Modelling of Long-Range Transport of Southeast Asia Biomass-Burning Aerosols to Taiwan and their Radiative Forcings over East Asia

TitleModelling of Long-Range Transport of Southeast Asia Biomass-Burning Aerosols to Taiwan and their Radiative Forcings over East Asia
Publication TypeJournal Article
Year of Publication2014
JournalTellus B Chemical and Physical Meteorology
Volume66
Number23733
Date Published10/2014
Abstract / Summary

Biomass burning produces aerosols and air pollutants during springtime in Southeast Asia. At the Lulin Atmospheric Background Station (LABS) (elevation 2862 m) in central Taiwan, the concentrations of carbon monoxide (CO), ozone (O3) and particulate matter with a diameter less than 10 mm (PM10) were found to be 135-200 ppb, 40-56 ppb and 13-26 mg/m3, respectively, in the springtime (February-April) between 2006 and 2009, which are 2-3 times higher than those in other seasons. Simulation results indicate that higher concentrations during springtime are related to biomass-burning plumes transported from the Indochinese peninsula of Southeast Asia. The spatial distribution of high aerosol optical depth (AOD) was identified by satellite measurement and Aerosol Robotic Network (AERONET) ground observation, and could be reasonably captured by the WRF-Chem model during the study period of 15-18 March 2008. Simulated AOD reached as high as 0.8-1.2 in Indochina situated between 10-228N and 95-1078E. According to the simulation results, 34% of the AOD was attributed to organic carbon over Indochina, while the contribution of black carbon to AOD was about 4%. During the study period, biomass-burning aerosols over Indochina have a net negative effect (—26.85W m -2) at ground surface, a positive effect (22.11W m -2) in the atmosphere and a negative forcing (—4.74W m -2) at the top of atmosphere. Under the influence of biomass-burning aerosol plume transported by strong wind, there is a NE-SW zone stretching from southern China to Taiwan with reduction in shortwave radiation of about 20W m -2 at ground surface. Such significant reduction in radiation attributed to biomass-burning aerosols and their impact on the regional climate in East Asia merit attention.

Journal: Tellus B Chemical and Physical Meteorology
Year of Publication: 2014
Volume: 66
Number: 23733
Date Published: 10/2014
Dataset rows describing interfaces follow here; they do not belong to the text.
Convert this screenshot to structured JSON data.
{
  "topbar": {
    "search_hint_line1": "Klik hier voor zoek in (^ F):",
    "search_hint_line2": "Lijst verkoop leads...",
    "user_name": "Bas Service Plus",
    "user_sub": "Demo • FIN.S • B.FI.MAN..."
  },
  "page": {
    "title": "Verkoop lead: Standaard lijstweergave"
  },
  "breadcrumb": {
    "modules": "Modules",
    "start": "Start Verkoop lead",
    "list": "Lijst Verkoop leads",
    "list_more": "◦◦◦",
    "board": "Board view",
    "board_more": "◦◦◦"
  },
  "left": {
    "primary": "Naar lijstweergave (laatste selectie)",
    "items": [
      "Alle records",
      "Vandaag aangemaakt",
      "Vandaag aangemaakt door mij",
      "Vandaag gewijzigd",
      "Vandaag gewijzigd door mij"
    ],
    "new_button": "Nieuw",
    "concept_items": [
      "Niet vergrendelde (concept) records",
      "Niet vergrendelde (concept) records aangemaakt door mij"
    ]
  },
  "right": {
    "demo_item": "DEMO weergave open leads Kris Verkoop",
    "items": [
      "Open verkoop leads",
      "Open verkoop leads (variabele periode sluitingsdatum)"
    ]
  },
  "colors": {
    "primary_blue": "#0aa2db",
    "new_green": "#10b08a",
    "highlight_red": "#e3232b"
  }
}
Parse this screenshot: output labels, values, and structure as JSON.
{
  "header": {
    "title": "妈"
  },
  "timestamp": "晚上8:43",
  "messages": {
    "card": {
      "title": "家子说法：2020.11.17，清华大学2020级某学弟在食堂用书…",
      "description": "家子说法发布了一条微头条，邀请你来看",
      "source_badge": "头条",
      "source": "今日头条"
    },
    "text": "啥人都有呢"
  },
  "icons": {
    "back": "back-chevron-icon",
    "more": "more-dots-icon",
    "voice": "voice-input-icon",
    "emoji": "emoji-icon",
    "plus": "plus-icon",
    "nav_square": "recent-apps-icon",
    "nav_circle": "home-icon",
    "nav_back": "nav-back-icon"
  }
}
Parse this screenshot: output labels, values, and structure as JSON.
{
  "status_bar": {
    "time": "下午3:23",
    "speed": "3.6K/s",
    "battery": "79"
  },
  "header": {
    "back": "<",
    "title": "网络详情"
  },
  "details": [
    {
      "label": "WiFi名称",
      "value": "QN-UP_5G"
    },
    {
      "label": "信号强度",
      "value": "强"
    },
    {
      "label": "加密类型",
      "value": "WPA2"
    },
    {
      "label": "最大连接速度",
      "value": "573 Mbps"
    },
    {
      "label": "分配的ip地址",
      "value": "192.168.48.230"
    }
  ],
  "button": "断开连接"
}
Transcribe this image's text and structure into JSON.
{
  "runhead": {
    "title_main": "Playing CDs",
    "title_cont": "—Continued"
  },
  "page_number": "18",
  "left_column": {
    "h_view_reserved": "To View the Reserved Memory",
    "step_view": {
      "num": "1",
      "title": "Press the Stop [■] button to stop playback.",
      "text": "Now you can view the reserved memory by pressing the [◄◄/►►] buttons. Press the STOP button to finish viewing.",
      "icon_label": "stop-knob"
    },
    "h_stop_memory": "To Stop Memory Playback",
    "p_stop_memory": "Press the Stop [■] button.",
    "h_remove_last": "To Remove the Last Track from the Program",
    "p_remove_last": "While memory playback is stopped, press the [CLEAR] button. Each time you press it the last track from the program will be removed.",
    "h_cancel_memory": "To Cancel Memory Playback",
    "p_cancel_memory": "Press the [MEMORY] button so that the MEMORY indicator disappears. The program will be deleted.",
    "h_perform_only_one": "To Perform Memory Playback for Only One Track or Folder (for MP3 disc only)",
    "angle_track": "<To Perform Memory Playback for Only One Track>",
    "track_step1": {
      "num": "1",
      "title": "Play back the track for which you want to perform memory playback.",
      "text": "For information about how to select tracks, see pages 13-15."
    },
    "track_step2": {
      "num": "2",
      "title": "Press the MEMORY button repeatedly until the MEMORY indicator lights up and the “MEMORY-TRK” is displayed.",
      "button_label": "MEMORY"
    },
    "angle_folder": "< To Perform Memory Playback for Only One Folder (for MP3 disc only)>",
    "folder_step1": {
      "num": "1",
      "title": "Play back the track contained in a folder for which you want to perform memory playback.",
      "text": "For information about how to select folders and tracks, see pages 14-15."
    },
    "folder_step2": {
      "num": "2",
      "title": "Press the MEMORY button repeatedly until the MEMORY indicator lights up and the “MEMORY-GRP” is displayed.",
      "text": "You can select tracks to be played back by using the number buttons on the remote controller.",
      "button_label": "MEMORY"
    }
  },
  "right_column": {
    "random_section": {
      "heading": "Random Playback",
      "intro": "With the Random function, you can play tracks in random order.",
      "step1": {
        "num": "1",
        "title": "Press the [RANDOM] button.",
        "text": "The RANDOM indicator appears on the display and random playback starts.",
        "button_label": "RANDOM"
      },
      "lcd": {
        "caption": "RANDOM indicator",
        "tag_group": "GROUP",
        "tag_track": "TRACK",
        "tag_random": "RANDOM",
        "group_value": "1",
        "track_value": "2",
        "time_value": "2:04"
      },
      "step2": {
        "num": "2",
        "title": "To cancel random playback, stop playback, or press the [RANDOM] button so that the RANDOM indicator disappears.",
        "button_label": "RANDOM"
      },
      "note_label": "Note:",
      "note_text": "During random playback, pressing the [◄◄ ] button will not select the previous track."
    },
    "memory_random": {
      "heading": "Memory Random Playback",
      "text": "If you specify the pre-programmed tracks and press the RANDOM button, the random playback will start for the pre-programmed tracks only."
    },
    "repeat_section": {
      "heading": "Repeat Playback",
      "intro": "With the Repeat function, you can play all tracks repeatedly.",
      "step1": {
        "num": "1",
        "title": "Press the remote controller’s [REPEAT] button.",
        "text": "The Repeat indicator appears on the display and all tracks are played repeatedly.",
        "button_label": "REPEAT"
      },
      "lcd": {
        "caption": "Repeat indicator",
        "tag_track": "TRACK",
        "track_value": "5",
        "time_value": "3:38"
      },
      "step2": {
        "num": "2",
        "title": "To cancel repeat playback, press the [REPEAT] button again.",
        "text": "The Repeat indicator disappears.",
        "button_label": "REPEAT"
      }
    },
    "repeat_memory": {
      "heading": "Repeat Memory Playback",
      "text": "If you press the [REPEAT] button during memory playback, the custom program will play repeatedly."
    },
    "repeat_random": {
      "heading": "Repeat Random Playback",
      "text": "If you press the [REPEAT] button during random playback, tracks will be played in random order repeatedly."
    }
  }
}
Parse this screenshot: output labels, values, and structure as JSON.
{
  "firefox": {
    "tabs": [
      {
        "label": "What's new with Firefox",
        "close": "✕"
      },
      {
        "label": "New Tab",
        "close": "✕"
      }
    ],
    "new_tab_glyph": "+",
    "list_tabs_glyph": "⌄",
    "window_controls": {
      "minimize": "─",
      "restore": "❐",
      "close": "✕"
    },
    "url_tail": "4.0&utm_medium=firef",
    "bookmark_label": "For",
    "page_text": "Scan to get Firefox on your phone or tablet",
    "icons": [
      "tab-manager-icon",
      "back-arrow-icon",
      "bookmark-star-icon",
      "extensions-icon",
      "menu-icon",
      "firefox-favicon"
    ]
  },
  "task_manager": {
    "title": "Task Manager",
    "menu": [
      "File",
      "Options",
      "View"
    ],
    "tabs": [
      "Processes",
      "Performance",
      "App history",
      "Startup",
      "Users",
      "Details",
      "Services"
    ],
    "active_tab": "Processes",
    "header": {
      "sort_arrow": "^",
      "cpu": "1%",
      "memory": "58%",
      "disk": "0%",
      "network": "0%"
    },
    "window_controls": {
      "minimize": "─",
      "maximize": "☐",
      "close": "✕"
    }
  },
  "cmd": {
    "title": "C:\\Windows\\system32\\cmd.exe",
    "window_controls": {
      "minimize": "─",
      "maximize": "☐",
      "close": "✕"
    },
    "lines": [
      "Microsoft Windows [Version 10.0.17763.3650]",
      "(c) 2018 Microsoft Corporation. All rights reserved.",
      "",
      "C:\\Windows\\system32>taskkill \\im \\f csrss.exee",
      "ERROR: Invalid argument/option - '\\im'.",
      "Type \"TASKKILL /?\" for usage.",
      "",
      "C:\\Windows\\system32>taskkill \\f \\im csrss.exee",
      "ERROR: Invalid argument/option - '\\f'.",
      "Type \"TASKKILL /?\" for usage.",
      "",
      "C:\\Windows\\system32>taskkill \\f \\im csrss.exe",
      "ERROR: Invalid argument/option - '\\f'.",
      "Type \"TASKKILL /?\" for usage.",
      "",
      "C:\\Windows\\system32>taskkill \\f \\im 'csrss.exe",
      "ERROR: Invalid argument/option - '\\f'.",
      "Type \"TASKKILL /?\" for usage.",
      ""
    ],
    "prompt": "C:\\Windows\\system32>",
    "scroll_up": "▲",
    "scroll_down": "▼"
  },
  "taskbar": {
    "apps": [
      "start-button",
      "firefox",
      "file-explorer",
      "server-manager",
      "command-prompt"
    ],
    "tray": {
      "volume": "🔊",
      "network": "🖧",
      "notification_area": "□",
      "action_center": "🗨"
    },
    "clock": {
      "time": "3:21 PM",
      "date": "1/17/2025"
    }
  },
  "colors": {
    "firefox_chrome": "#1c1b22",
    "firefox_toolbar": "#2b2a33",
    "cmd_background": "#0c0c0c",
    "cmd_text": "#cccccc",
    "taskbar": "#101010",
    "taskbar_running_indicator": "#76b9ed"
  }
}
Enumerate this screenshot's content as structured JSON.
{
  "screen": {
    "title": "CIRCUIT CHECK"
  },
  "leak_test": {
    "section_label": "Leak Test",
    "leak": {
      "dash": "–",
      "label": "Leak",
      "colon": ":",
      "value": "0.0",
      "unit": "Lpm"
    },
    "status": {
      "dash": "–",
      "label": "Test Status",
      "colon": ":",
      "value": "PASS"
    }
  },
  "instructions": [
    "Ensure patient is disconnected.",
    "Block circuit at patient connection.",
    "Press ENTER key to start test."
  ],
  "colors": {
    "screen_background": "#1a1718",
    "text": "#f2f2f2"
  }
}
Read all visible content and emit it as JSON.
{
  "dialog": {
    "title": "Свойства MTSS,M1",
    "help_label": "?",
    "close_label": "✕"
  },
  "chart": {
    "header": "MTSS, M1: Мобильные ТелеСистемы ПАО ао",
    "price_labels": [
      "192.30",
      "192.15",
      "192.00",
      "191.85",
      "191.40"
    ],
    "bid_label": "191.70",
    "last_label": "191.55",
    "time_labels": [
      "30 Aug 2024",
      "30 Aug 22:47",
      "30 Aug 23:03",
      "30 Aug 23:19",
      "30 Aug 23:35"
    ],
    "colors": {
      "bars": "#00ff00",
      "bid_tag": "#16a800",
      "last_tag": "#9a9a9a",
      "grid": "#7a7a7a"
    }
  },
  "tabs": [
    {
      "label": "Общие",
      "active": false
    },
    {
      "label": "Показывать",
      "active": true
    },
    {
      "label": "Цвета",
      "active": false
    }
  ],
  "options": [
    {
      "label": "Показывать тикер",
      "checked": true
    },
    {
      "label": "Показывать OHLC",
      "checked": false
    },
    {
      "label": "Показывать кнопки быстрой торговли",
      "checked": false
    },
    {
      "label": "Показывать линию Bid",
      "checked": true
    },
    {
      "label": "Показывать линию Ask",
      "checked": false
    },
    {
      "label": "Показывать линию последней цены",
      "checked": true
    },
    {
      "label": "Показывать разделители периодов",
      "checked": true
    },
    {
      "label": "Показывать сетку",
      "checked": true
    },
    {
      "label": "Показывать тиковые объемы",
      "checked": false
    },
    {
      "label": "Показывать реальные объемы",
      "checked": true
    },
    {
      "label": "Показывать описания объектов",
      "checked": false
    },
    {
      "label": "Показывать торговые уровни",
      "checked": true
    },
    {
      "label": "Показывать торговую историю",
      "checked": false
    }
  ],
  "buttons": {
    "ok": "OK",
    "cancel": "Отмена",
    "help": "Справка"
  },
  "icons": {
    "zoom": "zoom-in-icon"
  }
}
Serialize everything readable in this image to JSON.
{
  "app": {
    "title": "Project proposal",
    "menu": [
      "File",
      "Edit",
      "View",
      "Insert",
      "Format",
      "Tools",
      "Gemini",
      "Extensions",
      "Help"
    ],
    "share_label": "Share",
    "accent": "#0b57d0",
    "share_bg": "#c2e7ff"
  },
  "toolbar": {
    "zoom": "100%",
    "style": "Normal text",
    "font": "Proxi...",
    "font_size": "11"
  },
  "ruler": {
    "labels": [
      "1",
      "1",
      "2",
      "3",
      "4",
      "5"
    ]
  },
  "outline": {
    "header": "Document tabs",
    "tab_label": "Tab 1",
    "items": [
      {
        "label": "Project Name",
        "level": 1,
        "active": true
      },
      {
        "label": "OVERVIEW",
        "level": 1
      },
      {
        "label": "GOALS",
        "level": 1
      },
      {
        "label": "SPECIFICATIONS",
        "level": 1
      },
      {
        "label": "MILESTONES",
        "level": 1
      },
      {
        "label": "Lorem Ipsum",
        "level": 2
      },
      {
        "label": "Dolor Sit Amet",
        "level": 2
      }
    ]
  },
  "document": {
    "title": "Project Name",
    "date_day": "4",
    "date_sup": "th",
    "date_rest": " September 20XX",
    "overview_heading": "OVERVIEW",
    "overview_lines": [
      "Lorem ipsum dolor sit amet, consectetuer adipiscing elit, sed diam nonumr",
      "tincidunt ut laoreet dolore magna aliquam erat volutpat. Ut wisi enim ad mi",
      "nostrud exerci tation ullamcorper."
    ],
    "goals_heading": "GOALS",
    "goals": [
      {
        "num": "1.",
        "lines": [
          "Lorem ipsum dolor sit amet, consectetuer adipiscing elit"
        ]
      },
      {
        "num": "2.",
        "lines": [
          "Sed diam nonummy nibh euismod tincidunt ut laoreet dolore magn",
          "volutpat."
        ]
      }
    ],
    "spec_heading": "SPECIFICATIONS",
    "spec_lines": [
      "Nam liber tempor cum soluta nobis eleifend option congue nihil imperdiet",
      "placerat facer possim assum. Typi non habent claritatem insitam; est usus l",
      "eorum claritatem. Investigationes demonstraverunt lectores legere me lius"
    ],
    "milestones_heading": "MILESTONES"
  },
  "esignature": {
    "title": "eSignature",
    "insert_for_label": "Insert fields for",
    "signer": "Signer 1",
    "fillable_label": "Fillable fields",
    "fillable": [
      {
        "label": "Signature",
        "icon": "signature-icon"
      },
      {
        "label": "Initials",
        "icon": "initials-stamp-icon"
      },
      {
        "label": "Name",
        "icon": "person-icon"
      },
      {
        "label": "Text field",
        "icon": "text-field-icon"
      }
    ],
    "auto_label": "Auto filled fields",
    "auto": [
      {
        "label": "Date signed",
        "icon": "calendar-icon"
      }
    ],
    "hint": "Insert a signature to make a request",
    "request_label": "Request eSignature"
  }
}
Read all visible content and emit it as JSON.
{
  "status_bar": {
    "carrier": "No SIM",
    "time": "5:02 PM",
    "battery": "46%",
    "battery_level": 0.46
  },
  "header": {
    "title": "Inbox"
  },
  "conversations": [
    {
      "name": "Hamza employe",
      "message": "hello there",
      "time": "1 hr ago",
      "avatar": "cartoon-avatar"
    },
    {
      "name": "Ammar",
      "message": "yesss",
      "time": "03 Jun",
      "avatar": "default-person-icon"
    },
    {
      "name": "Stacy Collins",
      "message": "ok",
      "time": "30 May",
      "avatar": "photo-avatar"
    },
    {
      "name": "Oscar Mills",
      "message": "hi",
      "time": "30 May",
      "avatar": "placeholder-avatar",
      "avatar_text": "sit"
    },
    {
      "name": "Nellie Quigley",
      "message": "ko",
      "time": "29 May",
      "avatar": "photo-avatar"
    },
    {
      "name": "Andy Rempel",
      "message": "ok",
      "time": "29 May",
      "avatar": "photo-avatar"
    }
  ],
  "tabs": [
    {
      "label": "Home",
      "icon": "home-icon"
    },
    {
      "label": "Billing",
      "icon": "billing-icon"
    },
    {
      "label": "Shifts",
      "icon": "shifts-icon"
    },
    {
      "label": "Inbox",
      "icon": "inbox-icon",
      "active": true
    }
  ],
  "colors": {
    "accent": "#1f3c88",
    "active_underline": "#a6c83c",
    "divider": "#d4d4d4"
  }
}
Biomass burning produces aerosols and air pollutants during springtime in Southeast Asia. At the Lulin Atmospheric Background Station (LABS) (elevation 2862 m) in central Taiwan, the concentrations of carbon monoxide (CO), ozone (O3) and particulate matter with a diameter less than 10 mm (PM10) were found to be 135-200 ppb, 40-56 ppb and 13-26 mg/m3, respectively, in the springtime (February-April) between 2006 and 2009, which are 2-3 times higher than those in other seasons. Simulation results indicate that higher concentrations during springtime are related to biomass-burning plumes transported from the Indochinese peninsula of Southeast Asia. The spatial distribution of high aerosol optical depth (AOD) was identified by satellite measurement and Aerosol Robotic Network (AERONET) ground observation, and could be reasonably captured by the WRF-Chem model during the study period of 15-18 March 2008. Simulated AOD reached as high as 0.8-1.2 in Indochina situated between 10-228N and 95-1078E. According to the simulation results, 34% of the AOD was attributed to organic carbon over Indochina, while the contribution of black carbon to AOD was about 4%. During the study period, biomass-burning aerosols over Indochina have a net negative effect (—26.85W m -2) at ground surface, a positive effect (22.11W m -2) in the atmosphere and a negative forcing (—4.74W m -2) at the top of atmosphere. Under the influence of biomass-burning aerosol plume transported by strong wind, there is a NE-SW zone stretching from southern China to Taiwan with reduction in shortwave radiation of about 20W m -2 at ground surface. Such significant reduction in radiation attributed to biomass-burning aerosols and their impact on the regional climate in East Asia merit attention.

Citation:
Lin, C, C Zhao, X Liu, N Lin, and W Chen.  2014.  "Modelling of Long-Range Transport of Southeast Asia Biomass-Burning Aerosols to Taiwan and their Radiative Forcings over East Asia."  Tellus B Chemical and Physical Meteorology 66(23733).